SNAPline might sound a bit like angling terminology and that might work well for the Society of Northern Alberta Print-artists. The not-for-profit artist-run centre is using the newly relaunched quarterly thematic publication to try to lure in more attention and members to the fold.

The magazine’s Spring 2017 edition – known as the God edition – explores the relationship between religion and printed words and images, notably the unique textural work of St. Albert print artist Karen Cassidy right there on the cover.

The front and back cover images – details from a digitally enhanced print works called Spiritus in the Ovarium 2 v2 and 1 v2, fit right in to the magazine’s theme.

“The history of printmaking is steeped in the history of religion,” reads the preamble. “From early woodblock rubbings of the Buddha to the Gutenberg Bible – printmaking technology translated the mystical and unknown into tangible form.”

“A lot of the discussion throughout is surrounded around God,” Cassidy explained.

The glossy chapbook style publication includes written essays and articles on the subject contributed by Blair Brennan, Carolyn Jervis, Wendy McGrath (interviewing Tim Grieco), and Robin Willey, along with a colouring book-style series of pages called Sweet Jesus by Borys Tarasenko. Cassidy herself offers an artist’s statement about her art as “a visual expression of a dreamtime experience,” calling it a story about spiritual consciousness.

She noted that her artistic process is a mixture of the old and the new, starting with an image developed in Photoshop that is then shot onto a photosensitive plate, rolled by hand with ink and finally put through a printing press.

Copies of the limited edition fine-art print of one of the Spiritus in the Ovarium images are included with the publication to all SNAP members.
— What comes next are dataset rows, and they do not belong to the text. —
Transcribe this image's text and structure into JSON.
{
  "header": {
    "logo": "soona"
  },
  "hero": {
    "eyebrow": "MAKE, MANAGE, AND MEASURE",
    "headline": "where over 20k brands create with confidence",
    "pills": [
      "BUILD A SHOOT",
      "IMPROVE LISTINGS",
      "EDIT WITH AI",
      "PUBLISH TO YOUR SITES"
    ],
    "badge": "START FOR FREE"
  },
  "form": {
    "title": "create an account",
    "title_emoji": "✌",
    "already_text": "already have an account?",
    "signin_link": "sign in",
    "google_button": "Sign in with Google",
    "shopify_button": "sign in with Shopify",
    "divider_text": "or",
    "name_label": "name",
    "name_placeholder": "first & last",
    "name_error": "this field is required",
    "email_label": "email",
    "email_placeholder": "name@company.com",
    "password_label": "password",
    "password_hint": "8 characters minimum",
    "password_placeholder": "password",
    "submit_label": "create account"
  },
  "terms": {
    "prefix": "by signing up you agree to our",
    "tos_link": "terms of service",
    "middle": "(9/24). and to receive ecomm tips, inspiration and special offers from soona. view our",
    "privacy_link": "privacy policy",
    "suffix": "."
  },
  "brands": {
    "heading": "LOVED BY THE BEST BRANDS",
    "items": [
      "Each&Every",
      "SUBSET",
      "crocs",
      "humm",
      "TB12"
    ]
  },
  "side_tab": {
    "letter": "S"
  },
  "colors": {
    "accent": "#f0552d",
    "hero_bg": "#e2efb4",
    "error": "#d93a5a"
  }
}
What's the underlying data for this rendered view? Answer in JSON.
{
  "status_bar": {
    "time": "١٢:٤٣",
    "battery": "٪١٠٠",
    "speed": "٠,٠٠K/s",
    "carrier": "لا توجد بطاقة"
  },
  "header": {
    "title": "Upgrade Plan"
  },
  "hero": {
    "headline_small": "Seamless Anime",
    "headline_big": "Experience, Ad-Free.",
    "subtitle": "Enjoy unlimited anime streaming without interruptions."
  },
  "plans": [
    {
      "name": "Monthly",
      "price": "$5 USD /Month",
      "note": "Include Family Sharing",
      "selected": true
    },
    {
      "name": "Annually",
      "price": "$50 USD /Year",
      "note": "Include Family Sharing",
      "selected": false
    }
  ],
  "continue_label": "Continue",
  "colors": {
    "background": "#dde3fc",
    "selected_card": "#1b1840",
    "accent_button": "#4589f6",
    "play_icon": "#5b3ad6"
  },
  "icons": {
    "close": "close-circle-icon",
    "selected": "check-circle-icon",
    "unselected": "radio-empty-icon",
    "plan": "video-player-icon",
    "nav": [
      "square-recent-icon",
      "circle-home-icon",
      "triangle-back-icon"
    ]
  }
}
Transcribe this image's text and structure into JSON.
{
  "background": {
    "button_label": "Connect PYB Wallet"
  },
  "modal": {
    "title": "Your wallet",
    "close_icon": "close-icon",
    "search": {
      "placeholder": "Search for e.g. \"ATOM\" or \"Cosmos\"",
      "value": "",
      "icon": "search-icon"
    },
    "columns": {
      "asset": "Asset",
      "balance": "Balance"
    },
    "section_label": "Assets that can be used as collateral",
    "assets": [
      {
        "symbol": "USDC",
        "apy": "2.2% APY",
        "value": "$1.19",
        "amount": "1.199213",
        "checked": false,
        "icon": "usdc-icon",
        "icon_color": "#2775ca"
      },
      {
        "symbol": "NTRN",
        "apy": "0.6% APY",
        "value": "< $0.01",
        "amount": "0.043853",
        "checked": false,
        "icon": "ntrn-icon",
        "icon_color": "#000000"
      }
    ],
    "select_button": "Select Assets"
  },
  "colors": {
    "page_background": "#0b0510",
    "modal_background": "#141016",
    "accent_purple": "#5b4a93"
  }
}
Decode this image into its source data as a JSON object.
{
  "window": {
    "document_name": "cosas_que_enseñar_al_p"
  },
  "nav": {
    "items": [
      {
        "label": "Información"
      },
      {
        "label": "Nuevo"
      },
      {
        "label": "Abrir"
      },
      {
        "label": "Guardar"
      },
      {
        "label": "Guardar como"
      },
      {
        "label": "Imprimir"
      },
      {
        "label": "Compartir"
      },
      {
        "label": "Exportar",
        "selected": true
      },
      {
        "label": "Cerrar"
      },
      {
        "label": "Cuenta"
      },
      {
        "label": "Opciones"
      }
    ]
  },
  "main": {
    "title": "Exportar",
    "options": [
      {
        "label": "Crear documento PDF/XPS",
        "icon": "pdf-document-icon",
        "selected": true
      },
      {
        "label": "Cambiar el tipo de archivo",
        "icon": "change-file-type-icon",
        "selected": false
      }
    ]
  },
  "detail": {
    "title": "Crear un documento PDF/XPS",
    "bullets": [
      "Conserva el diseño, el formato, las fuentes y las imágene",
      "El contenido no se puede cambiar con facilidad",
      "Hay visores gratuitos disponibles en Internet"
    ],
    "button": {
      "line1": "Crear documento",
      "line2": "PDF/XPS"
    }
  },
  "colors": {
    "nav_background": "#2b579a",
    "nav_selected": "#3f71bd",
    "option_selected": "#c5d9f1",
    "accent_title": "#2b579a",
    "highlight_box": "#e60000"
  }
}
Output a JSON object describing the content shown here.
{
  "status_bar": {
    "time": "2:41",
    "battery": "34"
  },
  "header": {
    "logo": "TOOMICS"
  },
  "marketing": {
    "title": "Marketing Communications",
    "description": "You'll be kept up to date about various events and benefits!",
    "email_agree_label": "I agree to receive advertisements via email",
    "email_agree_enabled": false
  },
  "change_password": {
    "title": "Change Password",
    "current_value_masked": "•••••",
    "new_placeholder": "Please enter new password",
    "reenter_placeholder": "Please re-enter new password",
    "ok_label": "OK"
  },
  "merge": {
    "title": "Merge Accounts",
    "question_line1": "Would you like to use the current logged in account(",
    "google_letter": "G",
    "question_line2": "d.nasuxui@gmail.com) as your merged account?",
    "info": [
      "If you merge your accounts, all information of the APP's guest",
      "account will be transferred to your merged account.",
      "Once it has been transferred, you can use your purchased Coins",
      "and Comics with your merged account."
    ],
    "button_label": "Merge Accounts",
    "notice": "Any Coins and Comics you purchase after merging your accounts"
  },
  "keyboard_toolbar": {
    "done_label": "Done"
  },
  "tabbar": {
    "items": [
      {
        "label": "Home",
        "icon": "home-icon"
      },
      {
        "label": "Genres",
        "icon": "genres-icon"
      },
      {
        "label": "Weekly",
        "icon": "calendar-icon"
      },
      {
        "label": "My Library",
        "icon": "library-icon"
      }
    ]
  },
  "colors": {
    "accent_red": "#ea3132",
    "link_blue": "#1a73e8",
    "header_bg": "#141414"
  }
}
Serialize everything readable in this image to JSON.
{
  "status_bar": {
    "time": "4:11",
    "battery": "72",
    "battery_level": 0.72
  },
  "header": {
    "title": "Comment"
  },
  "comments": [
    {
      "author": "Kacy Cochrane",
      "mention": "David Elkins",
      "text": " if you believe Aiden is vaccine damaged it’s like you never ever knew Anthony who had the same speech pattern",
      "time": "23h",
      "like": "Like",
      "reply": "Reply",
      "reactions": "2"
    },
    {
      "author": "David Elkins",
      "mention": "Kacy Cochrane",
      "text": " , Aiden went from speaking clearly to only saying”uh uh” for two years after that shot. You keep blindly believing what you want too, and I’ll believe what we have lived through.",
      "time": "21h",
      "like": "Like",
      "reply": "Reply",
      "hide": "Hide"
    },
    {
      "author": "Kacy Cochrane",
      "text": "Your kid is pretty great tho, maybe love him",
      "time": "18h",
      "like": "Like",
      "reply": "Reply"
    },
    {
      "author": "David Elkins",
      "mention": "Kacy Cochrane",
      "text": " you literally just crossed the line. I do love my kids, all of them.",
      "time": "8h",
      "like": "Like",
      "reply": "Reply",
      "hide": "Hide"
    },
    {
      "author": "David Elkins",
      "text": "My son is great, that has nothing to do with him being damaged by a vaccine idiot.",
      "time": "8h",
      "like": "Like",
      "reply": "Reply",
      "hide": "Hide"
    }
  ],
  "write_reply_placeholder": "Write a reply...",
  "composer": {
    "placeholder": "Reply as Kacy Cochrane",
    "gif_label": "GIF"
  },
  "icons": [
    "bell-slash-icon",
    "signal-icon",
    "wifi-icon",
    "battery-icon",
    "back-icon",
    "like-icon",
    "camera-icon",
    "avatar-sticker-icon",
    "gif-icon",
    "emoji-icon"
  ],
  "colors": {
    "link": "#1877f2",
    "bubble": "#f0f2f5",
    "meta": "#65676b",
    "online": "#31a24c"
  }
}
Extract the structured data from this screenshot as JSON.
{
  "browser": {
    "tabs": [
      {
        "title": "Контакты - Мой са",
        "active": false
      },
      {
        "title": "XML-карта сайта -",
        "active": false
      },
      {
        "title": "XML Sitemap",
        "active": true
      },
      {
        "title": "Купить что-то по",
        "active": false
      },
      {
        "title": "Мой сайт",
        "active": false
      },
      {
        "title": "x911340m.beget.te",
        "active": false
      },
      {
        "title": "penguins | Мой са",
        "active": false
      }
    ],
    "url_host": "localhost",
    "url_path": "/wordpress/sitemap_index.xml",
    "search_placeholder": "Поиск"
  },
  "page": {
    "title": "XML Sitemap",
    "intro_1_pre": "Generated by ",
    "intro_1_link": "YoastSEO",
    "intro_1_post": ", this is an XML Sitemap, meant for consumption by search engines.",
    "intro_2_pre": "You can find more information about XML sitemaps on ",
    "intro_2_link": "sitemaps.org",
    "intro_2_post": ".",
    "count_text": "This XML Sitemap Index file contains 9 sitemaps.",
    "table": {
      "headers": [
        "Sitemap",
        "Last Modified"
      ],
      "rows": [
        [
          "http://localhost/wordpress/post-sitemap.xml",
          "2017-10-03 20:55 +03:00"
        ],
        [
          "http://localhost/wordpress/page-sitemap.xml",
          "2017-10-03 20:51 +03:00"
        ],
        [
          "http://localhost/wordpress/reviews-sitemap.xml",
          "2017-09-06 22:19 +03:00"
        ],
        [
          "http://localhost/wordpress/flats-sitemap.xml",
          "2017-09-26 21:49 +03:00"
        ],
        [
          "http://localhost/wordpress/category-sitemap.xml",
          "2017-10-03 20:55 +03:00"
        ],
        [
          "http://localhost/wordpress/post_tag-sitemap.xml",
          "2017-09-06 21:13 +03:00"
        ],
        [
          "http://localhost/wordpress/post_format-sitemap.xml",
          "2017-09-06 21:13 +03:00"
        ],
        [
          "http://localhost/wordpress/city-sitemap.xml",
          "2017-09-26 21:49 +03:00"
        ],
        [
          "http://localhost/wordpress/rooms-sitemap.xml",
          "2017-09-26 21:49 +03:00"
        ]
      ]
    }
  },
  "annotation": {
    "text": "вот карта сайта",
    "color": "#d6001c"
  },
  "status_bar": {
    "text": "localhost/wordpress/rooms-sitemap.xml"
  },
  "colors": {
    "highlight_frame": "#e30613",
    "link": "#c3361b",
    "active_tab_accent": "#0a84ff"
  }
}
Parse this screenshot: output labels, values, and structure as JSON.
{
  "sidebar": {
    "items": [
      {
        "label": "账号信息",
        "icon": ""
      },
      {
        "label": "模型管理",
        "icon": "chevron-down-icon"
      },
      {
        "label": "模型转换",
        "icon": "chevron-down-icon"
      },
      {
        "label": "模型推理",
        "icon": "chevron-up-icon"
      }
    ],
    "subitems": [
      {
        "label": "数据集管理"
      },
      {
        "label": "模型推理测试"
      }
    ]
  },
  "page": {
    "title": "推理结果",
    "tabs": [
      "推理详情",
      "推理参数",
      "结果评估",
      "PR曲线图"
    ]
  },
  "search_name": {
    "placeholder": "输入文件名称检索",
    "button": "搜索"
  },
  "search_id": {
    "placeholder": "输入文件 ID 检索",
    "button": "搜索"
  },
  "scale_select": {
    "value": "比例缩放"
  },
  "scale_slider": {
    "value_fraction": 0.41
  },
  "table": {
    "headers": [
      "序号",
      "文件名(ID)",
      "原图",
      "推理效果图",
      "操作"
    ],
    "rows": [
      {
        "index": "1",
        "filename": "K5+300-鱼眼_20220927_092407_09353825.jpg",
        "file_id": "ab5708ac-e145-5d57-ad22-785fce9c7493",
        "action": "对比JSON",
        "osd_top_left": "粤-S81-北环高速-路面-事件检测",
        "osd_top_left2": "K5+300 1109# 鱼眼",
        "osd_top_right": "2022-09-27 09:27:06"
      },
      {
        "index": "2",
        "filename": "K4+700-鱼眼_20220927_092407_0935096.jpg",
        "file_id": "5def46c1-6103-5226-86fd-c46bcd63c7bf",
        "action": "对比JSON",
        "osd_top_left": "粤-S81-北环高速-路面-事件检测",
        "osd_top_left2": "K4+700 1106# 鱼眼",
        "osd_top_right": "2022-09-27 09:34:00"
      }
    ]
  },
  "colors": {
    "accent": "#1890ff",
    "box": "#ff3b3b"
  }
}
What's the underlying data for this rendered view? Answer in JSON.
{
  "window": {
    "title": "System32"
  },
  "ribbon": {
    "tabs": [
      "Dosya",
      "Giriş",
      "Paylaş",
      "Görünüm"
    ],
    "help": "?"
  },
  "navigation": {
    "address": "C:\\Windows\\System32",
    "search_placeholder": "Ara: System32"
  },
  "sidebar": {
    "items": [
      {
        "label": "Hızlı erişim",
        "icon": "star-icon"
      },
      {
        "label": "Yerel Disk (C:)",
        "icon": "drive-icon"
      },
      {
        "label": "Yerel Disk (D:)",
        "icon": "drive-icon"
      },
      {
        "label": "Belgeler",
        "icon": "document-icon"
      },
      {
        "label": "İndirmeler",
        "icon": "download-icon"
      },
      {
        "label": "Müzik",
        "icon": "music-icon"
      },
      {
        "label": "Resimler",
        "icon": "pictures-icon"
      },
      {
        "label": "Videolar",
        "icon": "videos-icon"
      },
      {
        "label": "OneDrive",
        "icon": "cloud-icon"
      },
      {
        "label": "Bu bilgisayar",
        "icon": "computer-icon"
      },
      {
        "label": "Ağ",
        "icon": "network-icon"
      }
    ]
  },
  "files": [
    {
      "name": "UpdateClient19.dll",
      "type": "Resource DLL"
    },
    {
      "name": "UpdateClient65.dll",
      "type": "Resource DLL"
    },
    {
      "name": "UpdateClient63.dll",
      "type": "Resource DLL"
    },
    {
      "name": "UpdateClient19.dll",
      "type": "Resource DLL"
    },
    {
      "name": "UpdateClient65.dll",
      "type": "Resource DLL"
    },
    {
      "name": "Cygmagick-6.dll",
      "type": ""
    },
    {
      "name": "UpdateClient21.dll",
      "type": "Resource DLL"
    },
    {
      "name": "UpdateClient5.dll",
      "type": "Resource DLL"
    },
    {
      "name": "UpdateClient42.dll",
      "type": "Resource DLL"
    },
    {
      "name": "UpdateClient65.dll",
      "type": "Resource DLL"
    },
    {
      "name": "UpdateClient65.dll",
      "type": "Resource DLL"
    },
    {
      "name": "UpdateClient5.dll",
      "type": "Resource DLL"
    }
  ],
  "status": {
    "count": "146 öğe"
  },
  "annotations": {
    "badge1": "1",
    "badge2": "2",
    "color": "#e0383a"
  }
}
A yearly SNAPline membership costs $150 while an individual membership is $40 and a student membership is $20. SNAPline started in 1988 but went on hiatus for a period until its revival last month. Each edition features a different print artist.

For 35 years, SNAP has become one of the country’s major centres for research and innovation in printmaking, offering a unique forum for discussion and examination of critical and theoretical issues related to printmaking and image culture, as well as gallery and workshop space to members.

SNAP’s main gallery currently features the exhibit called The Formalist’s Library with works by Jason Urban (until Saturday, April 22) while Sara Norquay has a display called Citizen of the World in the Jasper Avenue window.

SNAP is located at 10123 121 St. in Edmonton. Call 780-423-1492 or visit www.snapartists.com for more information.

Graphic arts in more ways than one

The Edmonton Tattoo and Arts Festival this weekend is getting the attention it deserves with the help of a Sturgeon County-raised tattoo artist who designed its program cover.

Jessica Wright of Capital Tattoo in Edmonton designed the graphic image of a woman with perfect makeup and hair, along with fairly sharp nails and a spray of red stemming from a jagged slash in her neck.

The festival runs from Friday to Sunday at the Northlands Expo Centre and will feature more than 250 local and international artists and a variety of stage performances.

Admission is $25 at the door or $50 for the weekend. Kids 14 and under are free but opening night from 4 p.m. till midnight is for adults only. More information can be found by visiting www.albertatattoos.com.

Scott Hayes: Scott Hayes joined the St. Albert Gazette in 2008. Scott writes about the arts, entertainment, movies, culture, community groups, and charities. He also writes general news, features, columns and profiles on people.